Work item >> Repeat everything in the data exactly except images.

- - - - - - -

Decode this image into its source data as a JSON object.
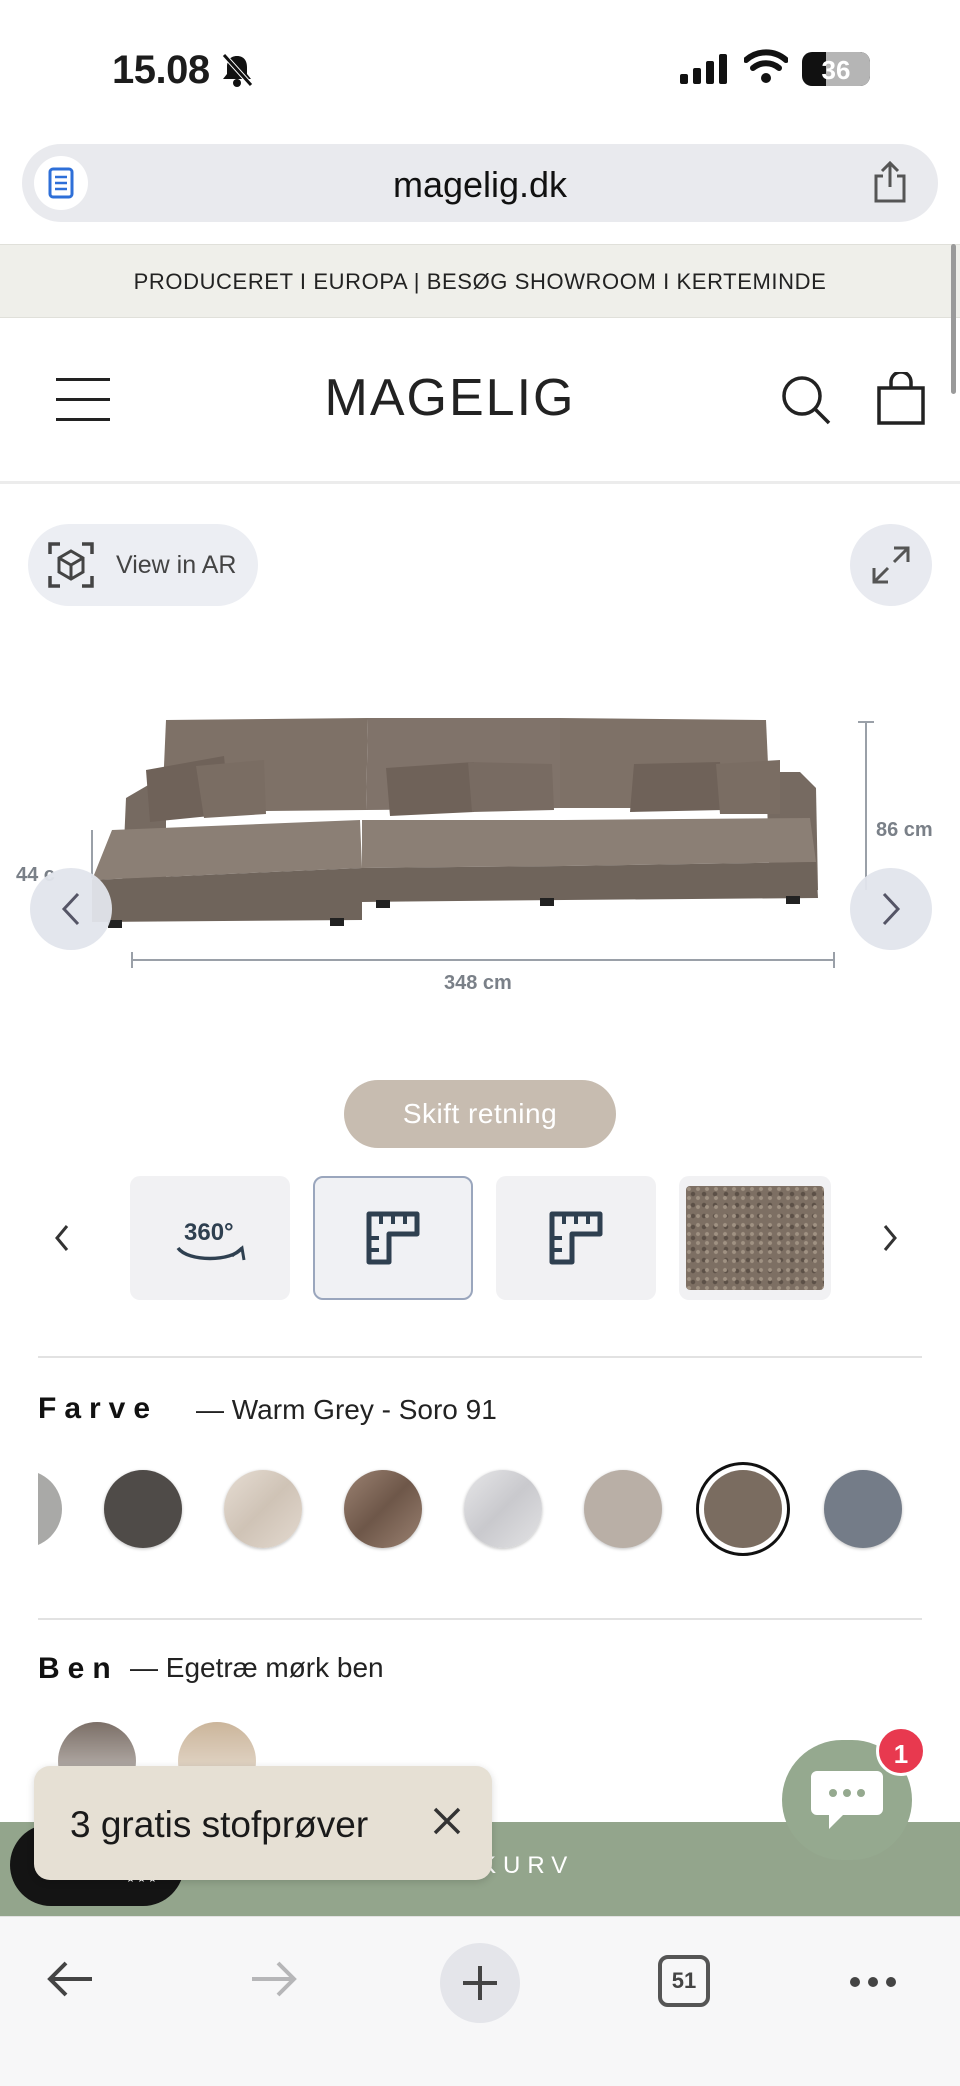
{
  "status_bar": {
    "time": "15.08",
    "battery": "36"
  },
  "browser": {
    "url": "magelig.dk",
    "tab_count": "51"
  },
  "announcement": "PRODUCERET I EUROPA | BESØG SHOWROOM I KERTEMINDE",
  "header": {
    "logo": "MAGELIG"
  },
  "hero": {
    "ar_label": "View in AR",
    "dimension_width": "348 cm",
    "dimension_height": "86 cm",
    "dimension_seat": "44 c",
    "switch_direction_label": "Skift retning"
  },
  "thumbnails": [
    {
      "type": "360",
      "label": "360°"
    },
    {
      "type": "dimension-icon",
      "selected": true
    },
    {
      "type": "dimension-icon",
      "selected": false
    },
    {
      "type": "fabric-sample"
    }
  ],
  "color_option": {
    "label": "Farve",
    "value": "— Warm Grey - Soro 91",
    "swatches": [
      {
        "color": "#a9a9a7"
      },
      {
        "color": "#4f4b48"
      },
      {
        "color": "#d9cfc5"
      },
      {
        "color": "#8b7263"
      },
      {
        "color": "#d8d8db"
      },
      {
        "color": "#b9afa6"
      },
      {
        "color": "#7a6c60",
        "selected": true
      },
      {
        "color": "#747c88"
      }
    ]
  },
  "legs_option": {
    "label": "Ben",
    "value": "— Egetræ mørk ben",
    "swatches": [
      {
        "color": "#4b3a2f"
      },
      {
        "color": "#b89a76"
      }
    ]
  },
  "add_to_cart_label": "KURV",
  "toast": {
    "text": "3 gratis stofprøver"
  },
  "chat": {
    "unread": "1"
  },
  "colors": {
    "accent_green": "#93a58c",
    "button_taupe": "#c7bcb0",
    "badge_red": "#e8394f"
  }
}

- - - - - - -

Answer below >>
Decode this image into its source data as a JSON object.
{
  "status_bar": {
    "time": "15.08",
    "battery": "36"
  },
  "browser": {
    "url": "magelig.dk",
    "tab_count": "51"
  },
  "announcement": "PRODUCERET I EUROPA | BESØG SHOWROOM I KERTEMINDE",
  "header": {
    "logo": "MAGELIG"
  },
  "hero": {
    "ar_label": "View in AR",
    "dimension_width": "348 cm",
    "dimension_height": "86 cm",
    "dimension_seat": "44 c",
    "switch_direction_label": "Skift retning"
  },
  "thumbnails": [
    {
      "type": "360",
      "label": "360°"
    },
    {
      "type": "dimension-icon",
      "selected": true
    },
    {
      "type": "dimension-icon",
      "selected": false
    },
    {
      "type": "fabric-sample"
    }
  ],
  "color_option": {
    "label": "Farve",
    "value": "— Warm Grey - Soro 91",
    "swatches": [
      {
        "color": "#a9a9a7"
      },
      {
        "color": "#4f4b48"
      },
      {
        "color": "#d9cfc5"
      },
      {
        "color": "#8b7263"
      },
      {
        "color": "#d8d8db"
      },
      {
        "color": "#b9afa6"
      },
      {
        "color": "#7a6c60",
        "selected": true
      },
      {
        "color": "#747c88"
      }
    ]
  },
  "legs_option": {
    "label": "Ben",
    "value": "— Egetræ mørk ben",
    "swatches": [
      {
        "color": "#4b3a2f"
      },
      {
        "color": "#b89a76"
      }
    ]
  },
  "add_to_cart_label": "KURV",
  "toast": {
    "text": "3 gratis stofprøver"
  },
  "chat": {
    "unread": "1"
  },
  "colors": {
    "accent_green": "#93a58c",
    "button_taupe": "#c7bcb0",
    "badge_red": "#e8394f"
  }
}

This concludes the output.